Apologetics isn’t just for adults.
I first heard about apologetics as a young teenager, and it kept popping back into my life for several years afterward. My junior year of high school, I was hooked. It may seem like I started young, but I was wondering why I hadn’t heard of apologetics sooner.
If you have a family, or any interaction with kids and teenagers in your church, work, or even your neighborhood, you can have a huge impact on the lives of young
1. Open the Doors of Communication About Faith
Begin with a conversation. Sit down with your family, preferably regularly, to discuss your faith. Do you usually have dinner or another meal together? That’s
Take time to talk over some basic tenets of your faith with your family. This is a crucial opportunity to establish a foundation of what you believe. Need some suggestions? Check out the statement of faith on your church’s website and think of how you could explain it to your children. Or read through this list.
Be sure to go beyond just talking about what you believe. Apologetics dives into the reasons why we believe what we do, and it’s never too early to start working through this with your family! If you’re reading through a statement of faith, look up the Scriptures cited and read them together. Try encouraging your kids to come up with some Scripture references before you list some, if appropriate to their level of maturity.
2. Ask Good Questions and Teach How to Search For Answers
If you’re a parent, chances are your kids ask you loads of questions every day. But it’s also important for you to ask your kids questions!
Just as with adults, questions provide excellent opportunities for kids to think hard. Tailor your questions to be relevant to your child’s current life situation and help them arrive at answers.

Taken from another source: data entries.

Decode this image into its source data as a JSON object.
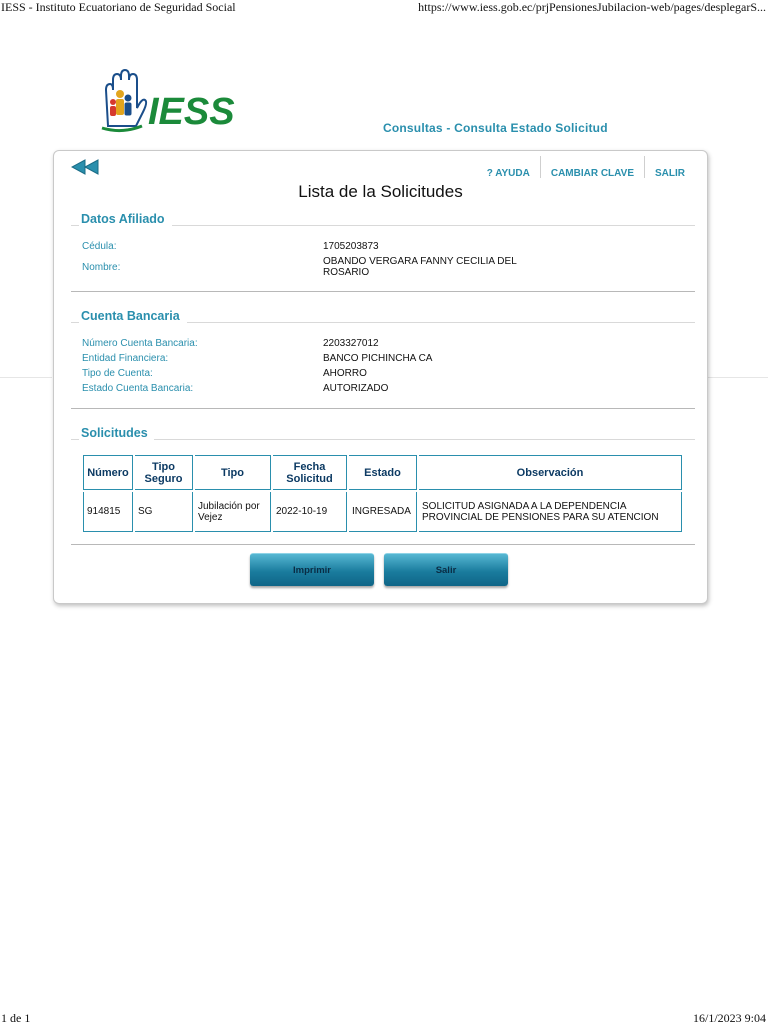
{
  "print": {
    "header_left": "IESS - Instituto Ecuatoriano de Seguridad Social",
    "header_right": "https://www.iess.gob.ec/prjPensionesJubilacion-web/pages/desplegarS...",
    "footer_left": "1 de 1",
    "footer_right": "16/1/2023 9:04"
  },
  "brand": {
    "logo_text": "IESS",
    "subtitle": "Consultas - Consulta Estado Solicitud",
    "accent_color": "#2a8fad",
    "logo_green": "#1b8a3a"
  },
  "nav": {
    "back_icon": "double-arrow-left-icon",
    "help": "? AYUDA",
    "change_password": "CAMBIAR CLAVE",
    "logout": "SALIR"
  },
  "page_title": "Lista de la Solicitudes",
  "afiliado": {
    "title": "Datos Afiliado",
    "cedula_label": "Cédula:",
    "cedula": "1705203873",
    "nombre_label": "Nombre:",
    "nombre": "OBANDO VERGARA FANNY CECILIA DEL ROSARIO"
  },
  "cuenta": {
    "title": "Cuenta Bancaria",
    "numero_label": "Número Cuenta Bancaria:",
    "numero": "2203327012",
    "entidad_label": "Entidad Financiera:",
    "entidad": "BANCO PICHINCHA CA",
    "tipo_label": "Tipo de Cuenta:",
    "tipo": "AHORRO",
    "estado_label": "Estado Cuenta Bancaria:",
    "estado": "AUTORIZADO"
  },
  "solicitudes": {
    "title": "Solicitudes",
    "columns": [
      "Número",
      "Tipo Seguro",
      "Tipo",
      "Fecha Solicitud",
      "Estado",
      "Observación"
    ],
    "rows": [
      [
        "914815",
        "SG",
        "Jubilación por Vejez",
        "2022-10-19",
        "INGRESADA",
        "SOLICITUD ASIGNADA A LA DEPENDENCIA PROVINCIAL DE PENSIONES PARA SU ATENCION"
      ]
    ]
  },
  "buttons": {
    "print": "Imprimir",
    "exit": "Salir"
  }
}
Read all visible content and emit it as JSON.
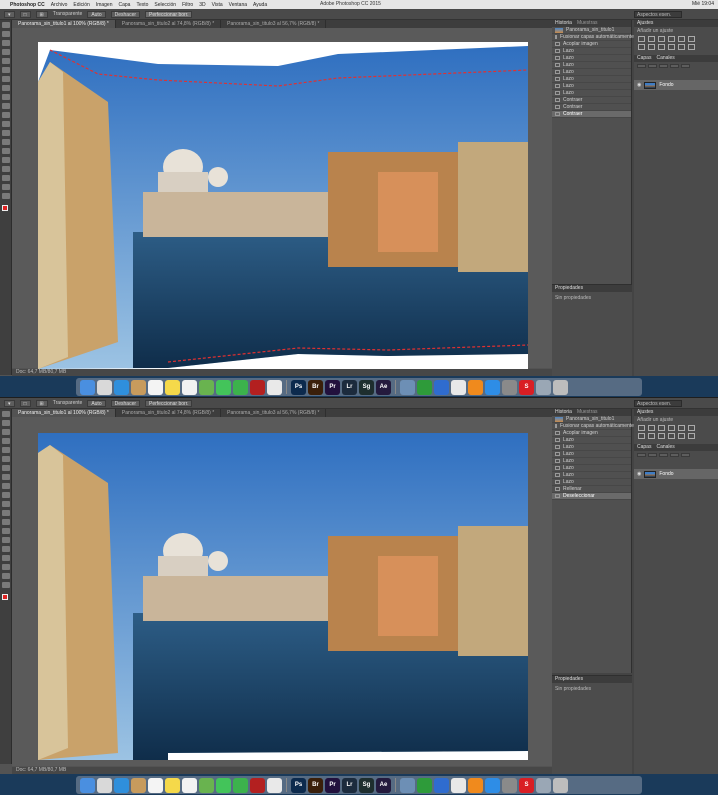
{
  "menubar": {
    "items": [
      "Photoshop CC",
      "Archivo",
      "Edición",
      "Imagen",
      "Capa",
      "Texto",
      "Selección",
      "Filtro",
      "3D",
      "Vista",
      "Ventana",
      "Ayuda"
    ],
    "title": "Adobe Photoshop CC 2015",
    "clock": "Mié 19:04"
  },
  "optionsbar": {
    "transparent_label": "Transparente",
    "mode_label": "Auto",
    "undo_label": "Deshacer",
    "confirm_label": "Perfeccionar borr.",
    "search_placeholder": "Aspectos esen."
  },
  "tabs": [
    "Panorama_sin_titulo1 al 100% (RGB/8) *",
    "Panorama_sin_titulo2 al 74,8% (RGB/8) *",
    "Panorama_sin_titulo3 al 56,7% (RGB/8) *"
  ],
  "statusbar": {
    "top": "Doc: 64,7 MB/80,7 MB",
    "bottom": "Doc: 64,7 MB/80,7 MB"
  },
  "history": {
    "tab_label": "Historia",
    "tab2_label": "Muestras",
    "snapshot": "Panorama_sin_titulo1",
    "top_items": [
      "Fusionar capas automáticamente",
      "Acoplar imagen",
      "Lazo",
      "Lazo",
      "Lazo",
      "Lazo",
      "Lazo",
      "Lazo",
      "Lazo",
      "Contraer",
      "Contraer",
      "Contraer"
    ],
    "bottom_items": [
      "Fusionar capas automáticamente",
      "Acoplar imagen",
      "Lazo",
      "Lazo",
      "Lazo",
      "Lazo",
      "Lazo",
      "Lazo",
      "Lazo",
      "Rellenar",
      "Deseleccionar"
    ]
  },
  "properties": {
    "tab_label": "Propiedades",
    "body": "Sin propiedades"
  },
  "adjustments": {
    "tab_label": "Ajustes",
    "subtitle": "Añadir un ajuste"
  },
  "layers": {
    "tab_label": "Capas",
    "tab2_label": "Canales",
    "layer_name": "Fondo"
  },
  "dock": {
    "apps": [
      {
        "name": "finder",
        "label": "",
        "color": "#4a8fe0"
      },
      {
        "name": "launchpad",
        "label": "",
        "color": "#d9d9d9"
      },
      {
        "name": "safari",
        "label": "",
        "color": "#2f8fdc"
      },
      {
        "name": "contacts",
        "label": "",
        "color": "#c79b5d"
      },
      {
        "name": "calendar",
        "label": "",
        "color": "#f4f4f4"
      },
      {
        "name": "notes",
        "label": "",
        "color": "#f5d94a"
      },
      {
        "name": "reminders",
        "label": "",
        "color": "#f2f2f2"
      },
      {
        "name": "maps",
        "label": "",
        "color": "#69b34f"
      },
      {
        "name": "messages",
        "label": "",
        "color": "#43c45a"
      },
      {
        "name": "facetime",
        "label": "",
        "color": "#3cb24c"
      },
      {
        "name": "photo-booth",
        "label": "",
        "color": "#b32020"
      },
      {
        "name": "photos",
        "label": "",
        "color": "#e9e9e9"
      },
      {
        "name": "photoshop",
        "label": "Ps",
        "color": "#0c2a4d"
      },
      {
        "name": "bridge",
        "label": "Br",
        "color": "#3a1f0a"
      },
      {
        "name": "premiere",
        "label": "Pr",
        "color": "#22113d"
      },
      {
        "name": "lightroom",
        "label": "Lr",
        "color": "#1c2b3d"
      },
      {
        "name": "speedgrade",
        "label": "Sg",
        "color": "#1e2e2e"
      },
      {
        "name": "after-effects",
        "label": "Ae",
        "color": "#241a3d"
      },
      {
        "name": "preview",
        "label": "",
        "color": "#6d8fb5"
      },
      {
        "name": "numbers",
        "label": "",
        "color": "#2e9b3a"
      },
      {
        "name": "keynote",
        "label": "",
        "color": "#2f6ccf"
      },
      {
        "name": "itunes",
        "label": "",
        "color": "#e8e8e8"
      },
      {
        "name": "ibooks",
        "label": "",
        "color": "#f08a1d"
      },
      {
        "name": "app-store",
        "label": "",
        "color": "#2e8de6"
      },
      {
        "name": "system-preferences",
        "label": "",
        "color": "#8a8a8a"
      },
      {
        "name": "red-app",
        "label": "S",
        "color": "#d91e24"
      }
    ]
  }
}
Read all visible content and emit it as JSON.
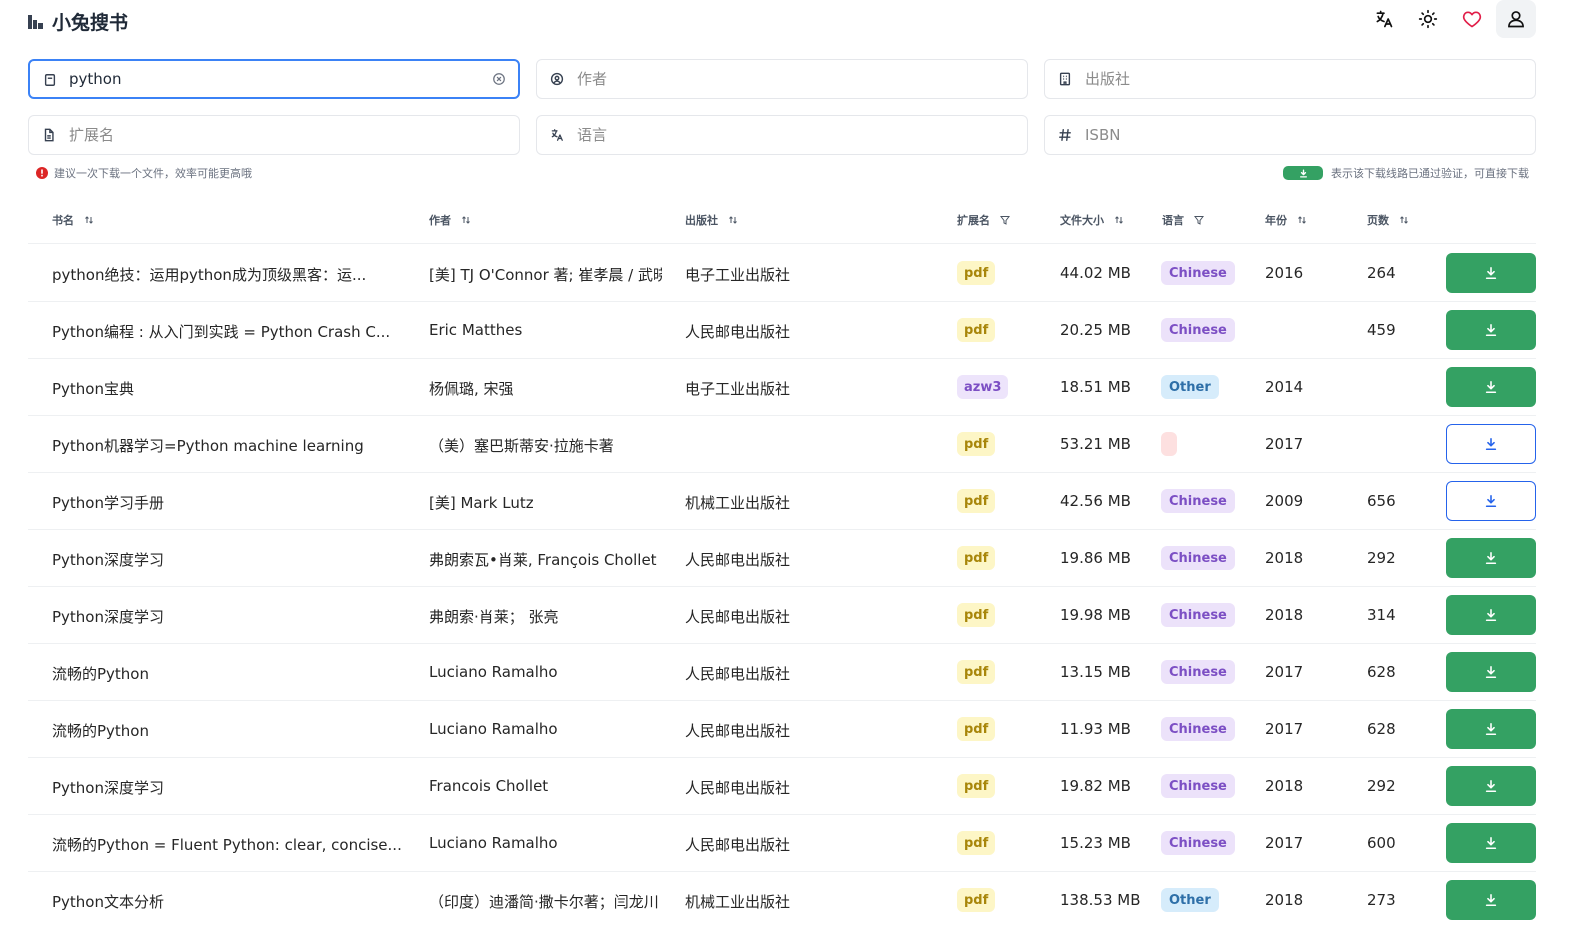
{
  "app": {
    "title": "小兔搜书"
  },
  "header": {
    "icons": [
      "translate-icon",
      "sun-icon",
      "heart-icon",
      "user-icon"
    ],
    "heart_color": "#e11d48"
  },
  "search": {
    "title_value": "python",
    "author_placeholder": "作者",
    "publisher_placeholder": "出版社",
    "extension_placeholder": "扩展名",
    "language_placeholder": "语言",
    "isbn_placeholder": "ISBN"
  },
  "tips": {
    "left": "建议一次下载一个文件，效率可能更高哦",
    "right": "表示该下载线路已通过验证，可直接下载"
  },
  "table": {
    "columns": {
      "title": "书名",
      "author": "作者",
      "publisher": "出版社",
      "extension": "扩展名",
      "size": "文件大小",
      "language": "语言",
      "year": "年份",
      "pages": "页数"
    },
    "rows": [
      {
        "title": "python绝技：运用python成为顶级黑客：运...",
        "author": "[美] TJ O'Connor 著; 崔孝晨 / 武晓音 等译",
        "publisher": "电子工业出版社",
        "ext": "pdf",
        "size": "44.02 MB",
        "lang": "Chinese",
        "year": "2016",
        "pages": "264",
        "verified": true
      },
      {
        "title": "Python编程 : 从入门到实践 = Python Crash C...",
        "author": "Eric Matthes",
        "publisher": "人民邮电出版社",
        "ext": "pdf",
        "size": "20.25 MB",
        "lang": "Chinese",
        "year": "",
        "pages": "459",
        "verified": true
      },
      {
        "title": "Python宝典",
        "author": "杨佩璐, 宋强",
        "publisher": "电子工业出版社",
        "ext": "azw3",
        "size": "18.51 MB",
        "lang": "Other",
        "year": "2014",
        "pages": "",
        "verified": true
      },
      {
        "title": "Python机器学习=Python machine learning",
        "author": "（美）塞巴斯蒂安·拉施卡著",
        "publisher": "",
        "ext": "pdf",
        "size": "53.21 MB",
        "lang": "",
        "year": "2017",
        "pages": "",
        "verified": false
      },
      {
        "title": "Python学习手册",
        "author": "[美] Mark Lutz",
        "publisher": "机械工业出版社",
        "ext": "pdf",
        "size": "42.56 MB",
        "lang": "Chinese",
        "year": "2009",
        "pages": "656",
        "verified": false
      },
      {
        "title": "Python深度学习",
        "author": "弗朗索瓦•肖莱, François Chollet",
        "publisher": "人民邮电出版社",
        "ext": "pdf",
        "size": "19.86 MB",
        "lang": "Chinese",
        "year": "2018",
        "pages": "292",
        "verified": true
      },
      {
        "title": "Python深度学习",
        "author": "弗朗索·肖莱；  张亮",
        "publisher": "人民邮电出版社",
        "ext": "pdf",
        "size": "19.98 MB",
        "lang": "Chinese",
        "year": "2018",
        "pages": "314",
        "verified": true
      },
      {
        "title": "流畅的Python",
        "author": "Luciano Ramalho",
        "publisher": "人民邮电出版社",
        "ext": "pdf",
        "size": "13.15 MB",
        "lang": "Chinese",
        "year": "2017",
        "pages": "628",
        "verified": true
      },
      {
        "title": "流畅的Python",
        "author": "Luciano Ramalho",
        "publisher": "人民邮电出版社",
        "ext": "pdf",
        "size": "11.93 MB",
        "lang": "Chinese",
        "year": "2017",
        "pages": "628",
        "verified": true
      },
      {
        "title": "Python深度学习",
        "author": "Francois Chollet",
        "publisher": "人民邮电出版社",
        "ext": "pdf",
        "size": "19.82 MB",
        "lang": "Chinese",
        "year": "2018",
        "pages": "292",
        "verified": true
      },
      {
        "title": "流畅的Python = Fluent Python: clear, concise...",
        "author": "Luciano Ramalho",
        "publisher": "人民邮电出版社",
        "ext": "pdf",
        "size": "15.23 MB",
        "lang": "Chinese",
        "year": "2017",
        "pages": "600",
        "verified": true
      },
      {
        "title": "Python文本分析",
        "author": "（印度）迪潘简·撒卡尔著；闫龙川",
        "publisher": "机械工业出版社",
        "ext": "pdf",
        "size": "138.53 MB",
        "lang": "Other",
        "year": "2018",
        "pages": "273",
        "verified": true
      }
    ]
  }
}
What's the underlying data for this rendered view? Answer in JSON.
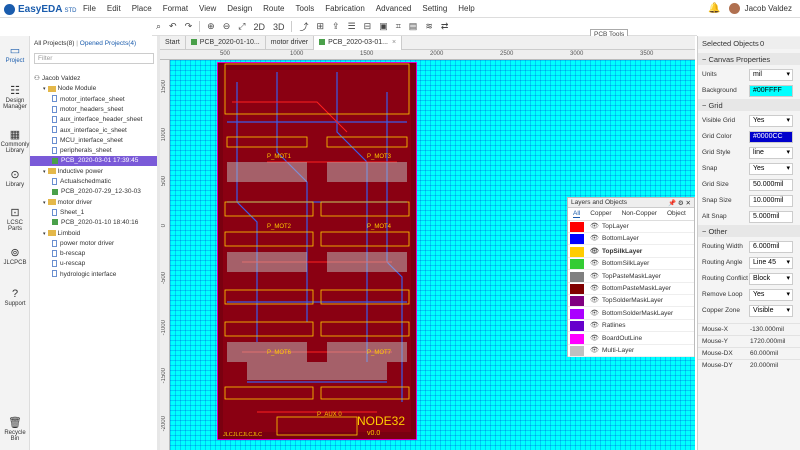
{
  "app": {
    "name": "EasyEDA",
    "edition": "STD"
  },
  "menu": [
    "File",
    "Edit",
    "Place",
    "Format",
    "View",
    "Design",
    "Route",
    "Tools",
    "Fabrication",
    "Advanced",
    "Setting",
    "Help"
  ],
  "user": {
    "name": "Jacob Valdez"
  },
  "tooltip": "PCB Tools",
  "leftnav": [
    {
      "icon": "folder-icon",
      "label": "Project"
    },
    {
      "icon": "design-manager-icon",
      "label": "Design Manager"
    },
    {
      "icon": "commonly-library-icon",
      "label": "Commonly Library"
    },
    {
      "icon": "library-icon",
      "label": "Library"
    },
    {
      "icon": "lcsc-icon",
      "label": "LCSC Parts"
    },
    {
      "icon": "jlcpcb-icon",
      "label": "JLCPCB"
    },
    {
      "icon": "support-icon",
      "label": "Support"
    },
    {
      "icon": "recycle-bin-icon",
      "label": "Recycle Bin"
    }
  ],
  "projects": {
    "all_tab": "All Projects(8)",
    "opened_tab": "Opened Projects(4)",
    "filter_placeholder": "Filter",
    "tree": [
      {
        "label": "Jacob Valdez",
        "type": "user",
        "level": 0
      },
      {
        "label": "Node Module",
        "type": "folder",
        "level": 1
      },
      {
        "label": "motor_interface_sheet",
        "type": "doc",
        "level": 2
      },
      {
        "label": "motor_headers_sheet",
        "type": "doc",
        "level": 2
      },
      {
        "label": "aux_interface_header_sheet",
        "type": "doc",
        "level": 2
      },
      {
        "label": "aux_interface_ic_sheet",
        "type": "doc",
        "level": 2
      },
      {
        "label": "MCU_interface_sheet",
        "type": "doc",
        "level": 2
      },
      {
        "label": "peripherals_sheet",
        "type": "doc",
        "level": 2
      },
      {
        "label": "PCB_2020-03-01 17:39:45",
        "type": "pcb",
        "level": 2,
        "selected": true
      },
      {
        "label": "Inductive power",
        "type": "folder",
        "level": 1
      },
      {
        "label": "Actualschedmatic",
        "type": "doc",
        "level": 2
      },
      {
        "label": "PCB_2020-07-29_12-30-03",
        "type": "pcb",
        "level": 2
      },
      {
        "label": "motor driver",
        "type": "folder",
        "level": 1
      },
      {
        "label": "Sheet_1",
        "type": "doc",
        "level": 2
      },
      {
        "label": "PCB_2020-01-10 18:40:16",
        "type": "pcb",
        "level": 2
      },
      {
        "label": "Limboid",
        "type": "folder",
        "level": 1
      },
      {
        "label": "power motor driver",
        "type": "doc",
        "level": 2
      },
      {
        "label": "b-rescap",
        "type": "doc",
        "level": 2
      },
      {
        "label": "u-rescap",
        "type": "doc",
        "level": 2
      },
      {
        "label": "hydrologic interface",
        "type": "doc",
        "level": 2
      }
    ]
  },
  "tabs": [
    {
      "label": "Start",
      "active": false,
      "pcb": false
    },
    {
      "label": "PCB_2020-01-10...",
      "active": false,
      "pcb": true
    },
    {
      "label": "motor driver",
      "active": false,
      "pcb": false
    },
    {
      "label": "PCB_2020-03-01...",
      "active": true,
      "pcb": true
    }
  ],
  "ruler": {
    "top": [
      "500",
      "1000",
      "1500",
      "2000",
      "2500",
      "3000",
      "3500"
    ],
    "left": [
      "1500",
      "1000",
      "500",
      "0",
      "-500",
      "-1000",
      "-1500",
      "-2000"
    ]
  },
  "board": {
    "title": "NODE32",
    "version": "v0.0",
    "mot_labels": [
      "P_MOT1",
      "P_MOT3",
      "P_MOT2",
      "P_MOT4",
      "P_MOT6",
      "P_MOT7"
    ],
    "bottom_text": "JLCJLCJLCJLC",
    "aux": "P_AUX 0"
  },
  "layers": {
    "title": "Layers and Objects",
    "tabs": [
      "All",
      "Copper",
      "Non-Copper",
      "Object"
    ],
    "rows": [
      {
        "name": "TopLayer",
        "color": "#ff0000"
      },
      {
        "name": "BottomLayer",
        "color": "#0000ff"
      },
      {
        "name": "TopSilkLayer",
        "color": "#ffcc00",
        "active": true
      },
      {
        "name": "BottomSilkLayer",
        "color": "#33cc33"
      },
      {
        "name": "TopPasteMaskLayer",
        "color": "#808080"
      },
      {
        "name": "BottomPasteMaskLayer",
        "color": "#800000"
      },
      {
        "name": "TopSolderMaskLayer",
        "color": "#800080"
      },
      {
        "name": "BottomSolderMaskLayer",
        "color": "#aa00ff"
      },
      {
        "name": "Ratlines",
        "color": "#6600cc"
      },
      {
        "name": "BoardOutLine",
        "color": "#ff00ff"
      },
      {
        "name": "Multi-Layer",
        "color": "#c0c0c0"
      }
    ]
  },
  "props": {
    "selected_label": "Selected Objects",
    "selected_count": "0",
    "canvas_title": "Canvas Properties",
    "units_label": "Units",
    "units": "mil",
    "background_label": "Background",
    "background": "#00FFFF",
    "grid_title": "Grid",
    "visible_grid_label": "Visible Grid",
    "visible_grid": "Yes",
    "grid_color_label": "Grid Color",
    "grid_color": "#0000CC",
    "grid_style_label": "Grid Style",
    "grid_style": "line",
    "snap_label": "Snap",
    "snap": "Yes",
    "grid_size_label": "Grid Size",
    "grid_size": "50.000mil",
    "snap_size_label": "Snap Size",
    "snap_size": "10.000mil",
    "alt_snap_label": "Alt Snap",
    "alt_snap": "5.000mil",
    "other_title": "Other",
    "routing_width_label": "Routing Width",
    "routing_width": "6.000mil",
    "routing_angle_label": "Routing Angle",
    "routing_angle": "Line 45",
    "routing_conflict_label": "Routing Conflict",
    "routing_conflict": "Block",
    "remove_loop_label": "Remove Loop",
    "remove_loop": "Yes",
    "copper_zone_label": "Copper Zone",
    "copper_zone": "Visible",
    "mouse_x_label": "Mouse-X",
    "mouse_x": "-130.000mil",
    "mouse_y_label": "Mouse-Y",
    "mouse_y": "1720.000mil",
    "mouse_dx_label": "Mouse-DX",
    "mouse_dx": "60.000mil",
    "mouse_dy_label": "Mouse-DY",
    "mouse_dy": "20.000mil"
  }
}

For example, you might ask a middle schooler, “Why do you think God allowed Adam and Eve to sin if He knew it would mess up the world?” Give them some time to think it over, and encourage them to include relevant Bible verses and real-world examples as they answer. You can suggest some as well.
For younger children who don’t have the skills or access to look up resources yet, consider asking a question like: “How do we know Jesus is God’s Son?”
Don’t expect your kids to have “perfect” answers. The purpose of asking questions is to get them thinking and talking through that thought process. And if they’re unsure, don’t just leave them stranded–work with them to find the best answer you can! This is a teaching and growing opportunity for everyone involved.
3. Share Conversations, Questions, and Doubts
I strongly encourage you to set aside time for this family discussion regularly. Create an intentional habit of sharing conversations or questions that came up in each family member’s day or week, and discuss how they responded. If they felt that they had a good answer but weren’t sure how to respond, share ideas for the future. If they were stumped by a question, spend time searching it out together. It’s important to involve your kids in the process of discovering the answers.
During these times, don’t be afraid to share your own questions and doubts in an appropriate way, especially if you have older kids or teenagers. By setting this precedent yourself, you establish an environment where your kids will feel more comfortable speaking up about their own uncertainties.
Your family is its own community filled with opportunities to learn and grow together. Take advantage of the ways apologetics offers to help your family grow in spiritual maturity. I hope you will consider these three elements of how to use apologetics for your family’s growth as a starting point in this area.